WHAT TO PRODUCE –
Copy out the records in full, word for word, without pictures.

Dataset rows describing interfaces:
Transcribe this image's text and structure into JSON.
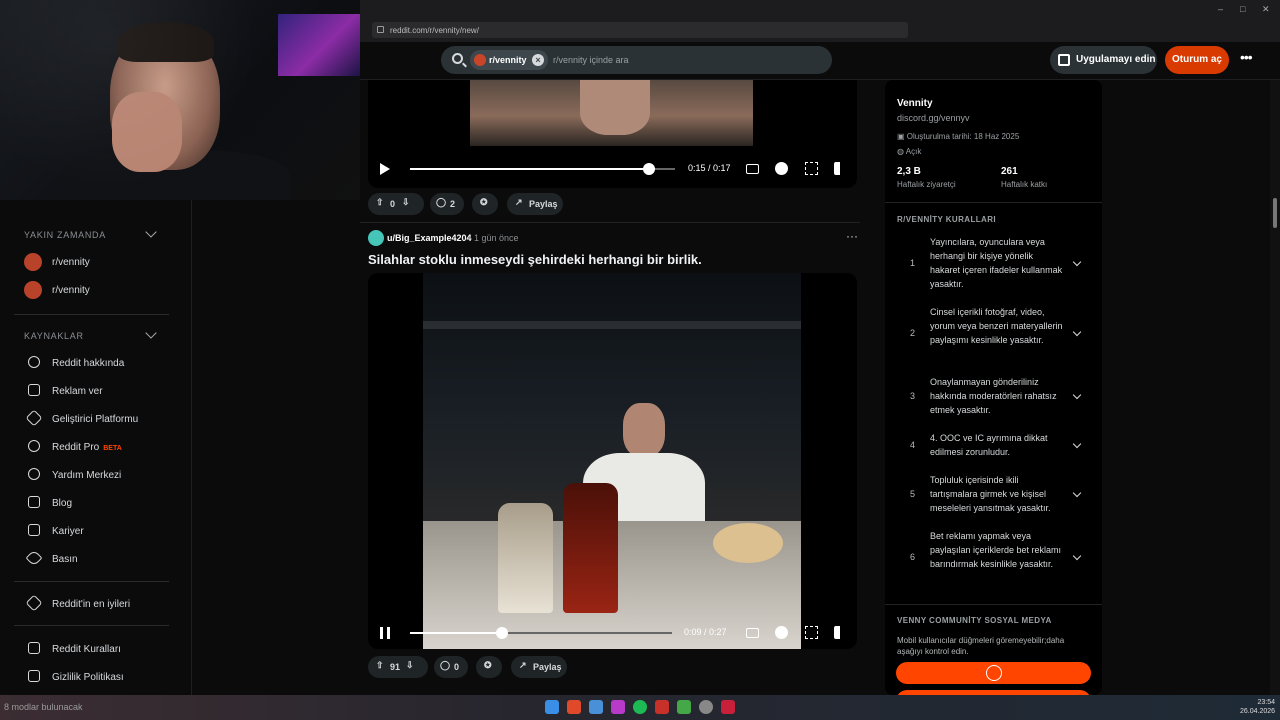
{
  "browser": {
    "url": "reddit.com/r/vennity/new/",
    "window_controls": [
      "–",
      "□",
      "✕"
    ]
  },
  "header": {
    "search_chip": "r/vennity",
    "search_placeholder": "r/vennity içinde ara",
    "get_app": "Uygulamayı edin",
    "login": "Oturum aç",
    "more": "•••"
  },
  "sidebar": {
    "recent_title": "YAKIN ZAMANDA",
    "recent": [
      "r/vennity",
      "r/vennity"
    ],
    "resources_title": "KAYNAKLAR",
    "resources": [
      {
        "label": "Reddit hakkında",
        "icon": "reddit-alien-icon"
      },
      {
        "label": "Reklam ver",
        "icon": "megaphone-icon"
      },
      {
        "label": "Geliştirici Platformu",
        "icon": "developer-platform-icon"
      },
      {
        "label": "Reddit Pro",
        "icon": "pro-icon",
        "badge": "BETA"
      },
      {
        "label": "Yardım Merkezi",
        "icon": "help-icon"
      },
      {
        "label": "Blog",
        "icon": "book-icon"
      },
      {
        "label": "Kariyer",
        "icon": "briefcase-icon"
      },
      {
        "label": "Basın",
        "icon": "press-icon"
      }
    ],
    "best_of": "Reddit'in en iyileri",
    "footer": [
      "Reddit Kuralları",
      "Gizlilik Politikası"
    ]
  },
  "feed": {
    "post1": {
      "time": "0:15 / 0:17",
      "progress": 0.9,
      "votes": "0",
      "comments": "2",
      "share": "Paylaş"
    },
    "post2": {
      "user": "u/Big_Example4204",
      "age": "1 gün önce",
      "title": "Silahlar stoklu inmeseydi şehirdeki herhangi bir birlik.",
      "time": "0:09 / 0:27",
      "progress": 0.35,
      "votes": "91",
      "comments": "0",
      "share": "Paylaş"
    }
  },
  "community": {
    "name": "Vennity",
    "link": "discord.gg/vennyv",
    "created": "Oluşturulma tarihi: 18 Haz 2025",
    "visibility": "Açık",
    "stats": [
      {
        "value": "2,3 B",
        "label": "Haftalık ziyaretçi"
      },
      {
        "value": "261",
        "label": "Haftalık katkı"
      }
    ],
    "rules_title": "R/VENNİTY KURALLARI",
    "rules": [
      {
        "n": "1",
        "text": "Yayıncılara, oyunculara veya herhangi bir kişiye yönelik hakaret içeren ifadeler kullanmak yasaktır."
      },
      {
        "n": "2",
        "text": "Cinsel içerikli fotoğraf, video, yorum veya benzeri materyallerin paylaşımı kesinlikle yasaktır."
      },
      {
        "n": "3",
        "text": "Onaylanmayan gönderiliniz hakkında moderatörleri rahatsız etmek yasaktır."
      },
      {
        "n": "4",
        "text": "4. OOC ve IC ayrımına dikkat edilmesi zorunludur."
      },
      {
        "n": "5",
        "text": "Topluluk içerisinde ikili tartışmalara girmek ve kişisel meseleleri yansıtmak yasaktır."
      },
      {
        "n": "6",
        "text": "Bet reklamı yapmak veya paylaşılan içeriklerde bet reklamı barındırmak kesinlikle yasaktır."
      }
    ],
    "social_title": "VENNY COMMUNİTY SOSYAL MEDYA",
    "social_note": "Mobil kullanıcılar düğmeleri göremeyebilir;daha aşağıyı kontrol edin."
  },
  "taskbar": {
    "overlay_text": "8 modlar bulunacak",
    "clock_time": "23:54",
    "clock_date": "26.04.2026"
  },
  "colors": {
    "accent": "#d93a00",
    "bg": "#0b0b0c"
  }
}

RESPONSE –
Transcribe this image's text and structure into JSON.
{
  "browser": {
    "url": "reddit.com/r/vennity/new/",
    "window_controls": [
      "–",
      "□",
      "✕"
    ]
  },
  "header": {
    "search_chip": "r/vennity",
    "search_placeholder": "r/vennity içinde ara",
    "get_app": "Uygulamayı edin",
    "login": "Oturum aç",
    "more": "•••"
  },
  "sidebar": {
    "recent_title": "YAKIN ZAMANDA",
    "recent": [
      "r/vennity",
      "r/vennity"
    ],
    "resources_title": "KAYNAKLAR",
    "resources": [
      {
        "label": "Reddit hakkında",
        "icon": "reddit-alien-icon"
      },
      {
        "label": "Reklam ver",
        "icon": "megaphone-icon"
      },
      {
        "label": "Geliştirici Platformu",
        "icon": "developer-platform-icon"
      },
      {
        "label": "Reddit Pro",
        "icon": "pro-icon",
        "badge": "BETA"
      },
      {
        "label": "Yardım Merkezi",
        "icon": "help-icon"
      },
      {
        "label": "Blog",
        "icon": "book-icon"
      },
      {
        "label": "Kariyer",
        "icon": "briefcase-icon"
      },
      {
        "label": "Basın",
        "icon": "press-icon"
      }
    ],
    "best_of": "Reddit'in en iyileri",
    "footer": [
      "Reddit Kuralları",
      "Gizlilik Politikası"
    ]
  },
  "feed": {
    "post1": {
      "time": "0:15 / 0:17",
      "progress": 0.9,
      "votes": "0",
      "comments": "2",
      "share": "Paylaş"
    },
    "post2": {
      "user": "u/Big_Example4204",
      "age": "1 gün önce",
      "title": "Silahlar stoklu inmeseydi şehirdeki herhangi bir birlik.",
      "time": "0:09 / 0:27",
      "progress": 0.35,
      "votes": "91",
      "comments": "0",
      "share": "Paylaş"
    }
  },
  "community": {
    "name": "Vennity",
    "link": "discord.gg/vennyv",
    "created": "Oluşturulma tarihi: 18 Haz 2025",
    "visibility": "Açık",
    "stats": [
      {
        "value": "2,3 B",
        "label": "Haftalık ziyaretçi"
      },
      {
        "value": "261",
        "label": "Haftalık katkı"
      }
    ],
    "rules_title": "R/VENNİTY KURALLARI",
    "rules": [
      {
        "n": "1",
        "text": "Yayıncılara, oyunculara veya herhangi bir kişiye yönelik hakaret içeren ifadeler kullanmak yasaktır."
      },
      {
        "n": "2",
        "text": "Cinsel içerikli fotoğraf, video, yorum veya benzeri materyallerin paylaşımı kesinlikle yasaktır."
      },
      {
        "n": "3",
        "text": "Onaylanmayan gönderiliniz hakkında moderatörleri rahatsız etmek yasaktır."
      },
      {
        "n": "4",
        "text": "4. OOC ve IC ayrımına dikkat edilmesi zorunludur."
      },
      {
        "n": "5",
        "text": "Topluluk içerisinde ikili tartışmalara girmek ve kişisel meseleleri yansıtmak yasaktır."
      },
      {
        "n": "6",
        "text": "Bet reklamı yapmak veya paylaşılan içeriklerde bet reklamı barındırmak kesinlikle yasaktır."
      }
    ],
    "social_title": "VENNY COMMUNİTY SOSYAL MEDYA",
    "social_note": "Mobil kullanıcılar düğmeleri göremeyebilir;daha aşağıyı kontrol edin."
  },
  "taskbar": {
    "overlay_text": "8 modlar bulunacak",
    "clock_time": "23:54",
    "clock_date": "26.04.2026"
  },
  "colors": {
    "accent": "#d93a00",
    "bg": "#0b0b0c"
  }
}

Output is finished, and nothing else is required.